George Osborne hoovered up more of the grey vote with his budget giveaways and courted the thirty-somethings with a 'Help-to-Buy' ISA for first-time house purchases. But the Chancellor had nothing for the Boomerang Generation I thought as I recalled last week's lunch with a girlfriend.
'It was going so well', she beamed, describing a recent date. 'He took me to this amazing restaurant on the Southbank, then we had drinks at my favourite pub, walked along the river and talked for like two hours. He's really sweet and funny, he's got a cool job and I felt comfortable with him. There's just one thing. He's 31 and he lives at home...with his parents.'
I nodded in sympathy - there are few bigger turn-offs than knowing a guy's pants are washed and folded by his mum. But actually, my friend may have been a little harsh on him. He's just one of an estimated 3.3 million Britons between 20 and 34 who have returned to the familial nest, very few of them from choice. And the numbers of the so-called Boomerang Generation, who leave home for university or to start full time work and flat share with friends, colleagues or strangers, only to return home after a couple of years, is rapidly increasing as soaring rents outpace the growth in earnings.
There's a definite stigma surrounding stay at home adults as if they have failed some kind of life test. According to a study for ThinkMoney, a financial services company, 21% of adults wouldn't consider dating someone who still lives with mum and dad, and quarter of UK singles say 30 is the age at which living in the parental homes becomes 'sad'.
Unsurprisingly, women are more critical of the stay-at-homes, with 32% saying they wouldn't consider dating someone who lived with their parents compared with just 11% of men. Females may be more critical because a man living at home hardly lives up to the masculine ideal. It doesn't exactly scream sexy when a guy calls his mum mid-date to let her know he won't be home for dinner. Males, by contrast, have a totally different rating system for females, with living arrangements way down the list, if it figures at all. There's no doubt, though, that returning to the family fold after a date is a real passion killer for both sexes.
The female stay-at-home critics will be spurning even more dates in the future as increasing numbers of young males, who previously flat shared because they couldn't get on the property ladder, can now no longer afford rents, particularly in London and an increasing number of boom cities like Brighton, Cambridge, Oxford, Bristol .... the list goes on.
We seem to be returning to the Britain of the 1950's when living with your parents until marriage, and often after you tied the knot, was the norm. Or to put a more positive spin on it, we are becoming more Mediterranean, catching up with Italy and to a lesser extent Spain, where people remain in the family home well into their thirties because it's part of their culture rather than an economic necessity. And when they do leave the nest to get married, most Italian males still live within a few kilometres of mama.

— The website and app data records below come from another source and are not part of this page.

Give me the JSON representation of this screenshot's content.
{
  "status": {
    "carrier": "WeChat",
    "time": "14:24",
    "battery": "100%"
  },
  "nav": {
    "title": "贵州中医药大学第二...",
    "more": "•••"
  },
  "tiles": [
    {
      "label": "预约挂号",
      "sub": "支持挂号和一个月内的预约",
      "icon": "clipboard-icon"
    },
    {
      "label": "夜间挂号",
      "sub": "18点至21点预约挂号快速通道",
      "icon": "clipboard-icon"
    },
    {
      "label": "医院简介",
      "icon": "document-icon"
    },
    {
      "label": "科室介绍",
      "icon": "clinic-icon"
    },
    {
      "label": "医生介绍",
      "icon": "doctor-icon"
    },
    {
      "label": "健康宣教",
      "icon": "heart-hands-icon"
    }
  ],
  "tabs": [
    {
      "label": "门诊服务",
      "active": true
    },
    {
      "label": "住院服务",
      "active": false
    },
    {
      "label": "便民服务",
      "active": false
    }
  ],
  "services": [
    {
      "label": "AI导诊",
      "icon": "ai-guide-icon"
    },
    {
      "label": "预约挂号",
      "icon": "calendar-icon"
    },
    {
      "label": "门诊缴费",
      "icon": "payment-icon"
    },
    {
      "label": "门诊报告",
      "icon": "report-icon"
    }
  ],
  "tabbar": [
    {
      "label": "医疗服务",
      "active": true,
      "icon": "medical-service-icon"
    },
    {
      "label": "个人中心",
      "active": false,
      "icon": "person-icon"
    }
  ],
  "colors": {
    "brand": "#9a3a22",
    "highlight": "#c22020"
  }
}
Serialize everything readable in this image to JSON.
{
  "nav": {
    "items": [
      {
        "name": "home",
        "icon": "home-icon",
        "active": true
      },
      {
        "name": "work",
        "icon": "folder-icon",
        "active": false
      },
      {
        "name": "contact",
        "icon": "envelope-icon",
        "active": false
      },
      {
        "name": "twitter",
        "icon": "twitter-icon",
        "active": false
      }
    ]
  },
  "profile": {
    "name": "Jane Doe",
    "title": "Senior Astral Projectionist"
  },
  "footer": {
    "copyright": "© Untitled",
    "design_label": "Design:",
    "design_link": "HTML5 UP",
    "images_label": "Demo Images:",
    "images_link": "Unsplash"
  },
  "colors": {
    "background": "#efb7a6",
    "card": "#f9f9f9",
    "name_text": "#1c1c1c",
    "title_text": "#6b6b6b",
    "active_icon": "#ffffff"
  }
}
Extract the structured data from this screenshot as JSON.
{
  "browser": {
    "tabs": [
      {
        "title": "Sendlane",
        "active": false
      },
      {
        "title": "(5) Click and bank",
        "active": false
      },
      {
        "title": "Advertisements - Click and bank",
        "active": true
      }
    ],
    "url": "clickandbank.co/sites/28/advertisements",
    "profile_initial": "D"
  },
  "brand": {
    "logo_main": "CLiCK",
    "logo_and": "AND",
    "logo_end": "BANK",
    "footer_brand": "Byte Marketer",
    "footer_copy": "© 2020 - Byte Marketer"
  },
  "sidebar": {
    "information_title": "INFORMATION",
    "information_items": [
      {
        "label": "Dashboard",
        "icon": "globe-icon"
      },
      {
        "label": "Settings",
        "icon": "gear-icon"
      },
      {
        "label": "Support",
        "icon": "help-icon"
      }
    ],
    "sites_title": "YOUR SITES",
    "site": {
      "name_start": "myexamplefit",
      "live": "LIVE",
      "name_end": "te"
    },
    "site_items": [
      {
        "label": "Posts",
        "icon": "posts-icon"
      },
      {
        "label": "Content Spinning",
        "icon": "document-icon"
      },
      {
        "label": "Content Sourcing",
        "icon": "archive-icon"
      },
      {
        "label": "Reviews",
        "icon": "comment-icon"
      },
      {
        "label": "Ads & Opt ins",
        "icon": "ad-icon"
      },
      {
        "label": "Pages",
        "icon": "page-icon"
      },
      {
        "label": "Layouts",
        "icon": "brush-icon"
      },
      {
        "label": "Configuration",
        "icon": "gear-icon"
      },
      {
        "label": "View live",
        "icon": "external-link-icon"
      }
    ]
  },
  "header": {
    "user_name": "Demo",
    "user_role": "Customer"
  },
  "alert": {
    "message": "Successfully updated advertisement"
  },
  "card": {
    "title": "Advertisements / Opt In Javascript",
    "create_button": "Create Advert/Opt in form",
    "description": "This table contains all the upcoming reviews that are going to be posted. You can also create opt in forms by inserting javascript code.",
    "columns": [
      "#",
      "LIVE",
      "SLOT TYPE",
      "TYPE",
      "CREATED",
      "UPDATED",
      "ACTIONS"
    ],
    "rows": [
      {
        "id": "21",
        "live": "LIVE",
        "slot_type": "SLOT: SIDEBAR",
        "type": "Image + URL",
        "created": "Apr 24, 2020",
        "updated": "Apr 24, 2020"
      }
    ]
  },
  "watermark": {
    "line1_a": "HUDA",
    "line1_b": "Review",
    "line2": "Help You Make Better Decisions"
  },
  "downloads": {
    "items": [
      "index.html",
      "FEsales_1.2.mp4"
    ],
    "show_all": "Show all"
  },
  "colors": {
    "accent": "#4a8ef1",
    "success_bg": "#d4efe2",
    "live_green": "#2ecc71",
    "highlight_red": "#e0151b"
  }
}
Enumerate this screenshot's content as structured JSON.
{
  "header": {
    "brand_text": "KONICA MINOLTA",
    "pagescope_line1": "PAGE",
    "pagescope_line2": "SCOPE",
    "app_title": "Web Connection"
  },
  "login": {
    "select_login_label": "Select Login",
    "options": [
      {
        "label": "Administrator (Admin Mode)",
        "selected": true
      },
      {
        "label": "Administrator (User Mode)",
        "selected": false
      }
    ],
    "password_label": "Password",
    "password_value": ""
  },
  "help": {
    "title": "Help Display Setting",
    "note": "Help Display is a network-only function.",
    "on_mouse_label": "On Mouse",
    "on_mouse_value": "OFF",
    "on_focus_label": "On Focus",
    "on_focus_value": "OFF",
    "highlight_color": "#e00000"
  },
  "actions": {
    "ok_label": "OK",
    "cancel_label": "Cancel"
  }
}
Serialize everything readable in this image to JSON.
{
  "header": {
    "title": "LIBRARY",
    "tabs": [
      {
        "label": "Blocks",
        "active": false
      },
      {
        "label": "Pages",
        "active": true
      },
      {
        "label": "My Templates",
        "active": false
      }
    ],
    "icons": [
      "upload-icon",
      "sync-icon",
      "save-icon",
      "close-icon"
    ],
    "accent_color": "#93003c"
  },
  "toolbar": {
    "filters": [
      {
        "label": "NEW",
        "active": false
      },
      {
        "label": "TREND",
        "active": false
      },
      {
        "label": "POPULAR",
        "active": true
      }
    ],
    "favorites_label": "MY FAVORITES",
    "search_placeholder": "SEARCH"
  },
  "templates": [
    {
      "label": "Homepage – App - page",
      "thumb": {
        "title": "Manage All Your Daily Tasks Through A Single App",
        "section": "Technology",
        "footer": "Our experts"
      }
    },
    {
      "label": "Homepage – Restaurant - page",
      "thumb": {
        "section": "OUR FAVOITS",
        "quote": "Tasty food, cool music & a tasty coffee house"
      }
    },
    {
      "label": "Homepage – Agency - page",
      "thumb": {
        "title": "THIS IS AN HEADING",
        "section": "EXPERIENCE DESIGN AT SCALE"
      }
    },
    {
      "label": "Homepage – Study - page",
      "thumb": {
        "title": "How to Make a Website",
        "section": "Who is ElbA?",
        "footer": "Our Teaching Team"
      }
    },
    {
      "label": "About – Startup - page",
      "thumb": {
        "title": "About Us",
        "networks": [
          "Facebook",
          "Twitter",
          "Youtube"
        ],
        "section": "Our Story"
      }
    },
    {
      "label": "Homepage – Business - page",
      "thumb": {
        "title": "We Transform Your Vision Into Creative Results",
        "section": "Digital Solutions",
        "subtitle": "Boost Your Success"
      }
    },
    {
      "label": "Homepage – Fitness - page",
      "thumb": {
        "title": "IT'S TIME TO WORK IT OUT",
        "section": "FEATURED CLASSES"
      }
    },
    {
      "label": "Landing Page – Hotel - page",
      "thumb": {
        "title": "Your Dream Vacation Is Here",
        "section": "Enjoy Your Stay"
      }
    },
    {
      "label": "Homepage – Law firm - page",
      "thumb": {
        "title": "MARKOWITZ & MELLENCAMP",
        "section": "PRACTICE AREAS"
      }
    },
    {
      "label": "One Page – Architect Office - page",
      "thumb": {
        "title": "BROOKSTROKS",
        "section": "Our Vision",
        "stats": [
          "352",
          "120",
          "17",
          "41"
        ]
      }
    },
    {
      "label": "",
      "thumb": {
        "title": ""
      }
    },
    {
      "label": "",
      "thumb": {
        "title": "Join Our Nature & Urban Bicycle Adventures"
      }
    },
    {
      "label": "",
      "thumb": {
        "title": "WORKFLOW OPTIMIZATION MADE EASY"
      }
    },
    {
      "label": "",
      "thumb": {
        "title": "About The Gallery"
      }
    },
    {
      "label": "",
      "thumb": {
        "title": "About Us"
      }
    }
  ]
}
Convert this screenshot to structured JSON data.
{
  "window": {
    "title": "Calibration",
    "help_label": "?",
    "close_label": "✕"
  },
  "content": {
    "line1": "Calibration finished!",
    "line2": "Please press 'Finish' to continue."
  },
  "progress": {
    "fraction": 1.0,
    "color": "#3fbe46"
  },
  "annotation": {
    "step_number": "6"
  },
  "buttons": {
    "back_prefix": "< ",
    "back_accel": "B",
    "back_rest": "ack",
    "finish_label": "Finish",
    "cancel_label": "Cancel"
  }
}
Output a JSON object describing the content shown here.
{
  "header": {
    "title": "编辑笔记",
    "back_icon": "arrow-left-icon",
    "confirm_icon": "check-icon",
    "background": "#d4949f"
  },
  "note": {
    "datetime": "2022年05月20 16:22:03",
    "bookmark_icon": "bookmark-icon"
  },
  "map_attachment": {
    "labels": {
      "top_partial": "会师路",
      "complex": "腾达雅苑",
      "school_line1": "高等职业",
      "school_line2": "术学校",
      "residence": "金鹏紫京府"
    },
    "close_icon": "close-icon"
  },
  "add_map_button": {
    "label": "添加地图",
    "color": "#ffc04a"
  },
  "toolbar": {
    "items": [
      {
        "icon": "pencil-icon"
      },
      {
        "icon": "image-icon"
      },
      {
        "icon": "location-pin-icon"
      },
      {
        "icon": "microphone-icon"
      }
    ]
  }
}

It's different in Northern Europe, particularly Germany where the majority still prefers renting to home ownership because rents are cheap due to tight controls and tenants enjoy security of tenure - it's almost impossible to be kicked out of a rented flat - that shames Britain's laissez faire system where the landlord reigns supreme. Sweden and the Netherlands have even tighter rent controls than Germany.
But Northern Europe is also seeing a surge in 'returnees' amid soaring property prices and rents - the Swedes have a word - mambo - for someone lives with mum.
While living with the folks is a convenient option for millions of adults today it can be a frustrating and ultimately demoralizing experience, putting a massive strain on you and your parents and making you feel as if you're stuck in a perpetual state of adolescence from which there is no way out.
And there was nothing in the budget that will make any difference. So maybe the returnees should join mum and dad on the electoral register and vote next time round.